Original article date: 20/03/2018


Misidentification led to 22 percent of hunting-related deaths in the last 10 years, so police and the Mountain Safety Council are warning hunters to be wary as they head out into the bush later this month.

The deer-hunting season, or "roar", starts on March 25, with hunters to go out to new or favourite spots across New Zealand.

Statistics from 2007-2016 show that 45 percent of hunting fatalities involved a firearm, with 22 percent of all deaths coming from hunters not properly identifying their prey and shooting another hunter.

About 195,000 people take part in hunting in New Zealand annually, with the majority of injuries, deaths and search and rescue operations taking place in the central North Island.

On average, 1030 people are injured while hunting in New Zealand each year - 47 people were killed hunting between 2007 and 2016, 22 of which involved a firearm.

Acting Superintendent Mike McIlraith says the responsibility is always on the shooter to positively identify their target.

"The consequences of failing to fully identify a target beyond all doubt are immediate, tragic and catastrophic," he said.

The Mountain Safety Council's insights into hunting season shows that 92 percent of misidentified target incidents occur when the individuals involved are less than 75 metres apart.

Acting Supt McIlraith said anyone planning to use a firearm is required to have a valid firearms licence and comply with the New Zealand Arms Code.

"If you do not have a licence you must be with someone who does, and they in turn must supervise the unlicensed person closely.

"It's also important to take care in the outdoors - watch your footing, know your limits, and look out for each other.

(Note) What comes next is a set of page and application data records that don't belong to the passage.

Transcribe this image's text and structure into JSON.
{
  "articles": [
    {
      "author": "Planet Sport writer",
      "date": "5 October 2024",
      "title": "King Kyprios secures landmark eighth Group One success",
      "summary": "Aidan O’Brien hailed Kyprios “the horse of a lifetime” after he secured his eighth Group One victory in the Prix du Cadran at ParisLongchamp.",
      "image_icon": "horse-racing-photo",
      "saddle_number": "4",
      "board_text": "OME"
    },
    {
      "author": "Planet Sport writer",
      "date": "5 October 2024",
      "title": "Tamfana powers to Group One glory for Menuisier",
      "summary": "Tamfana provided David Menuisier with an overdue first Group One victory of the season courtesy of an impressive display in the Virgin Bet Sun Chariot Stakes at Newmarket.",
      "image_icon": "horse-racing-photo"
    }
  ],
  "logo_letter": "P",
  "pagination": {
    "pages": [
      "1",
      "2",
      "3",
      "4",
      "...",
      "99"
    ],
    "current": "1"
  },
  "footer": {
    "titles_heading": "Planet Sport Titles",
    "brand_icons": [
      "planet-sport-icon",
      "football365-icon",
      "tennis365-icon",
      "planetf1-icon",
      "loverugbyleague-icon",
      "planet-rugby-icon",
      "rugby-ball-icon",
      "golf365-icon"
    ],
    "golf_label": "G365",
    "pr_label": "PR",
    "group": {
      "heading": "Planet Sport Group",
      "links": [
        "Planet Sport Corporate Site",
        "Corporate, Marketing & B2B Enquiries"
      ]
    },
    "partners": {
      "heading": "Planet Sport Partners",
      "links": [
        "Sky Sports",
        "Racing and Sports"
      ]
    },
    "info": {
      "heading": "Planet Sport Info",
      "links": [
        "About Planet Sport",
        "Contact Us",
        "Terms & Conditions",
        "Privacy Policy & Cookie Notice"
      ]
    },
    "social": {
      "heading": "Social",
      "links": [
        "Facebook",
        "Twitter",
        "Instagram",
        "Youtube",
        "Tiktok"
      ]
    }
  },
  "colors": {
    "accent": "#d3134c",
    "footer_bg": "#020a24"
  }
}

"Plan your trip, tell someone your plans, and take sufficient supplies, including a personal locator beacon."


Credit: NewsHub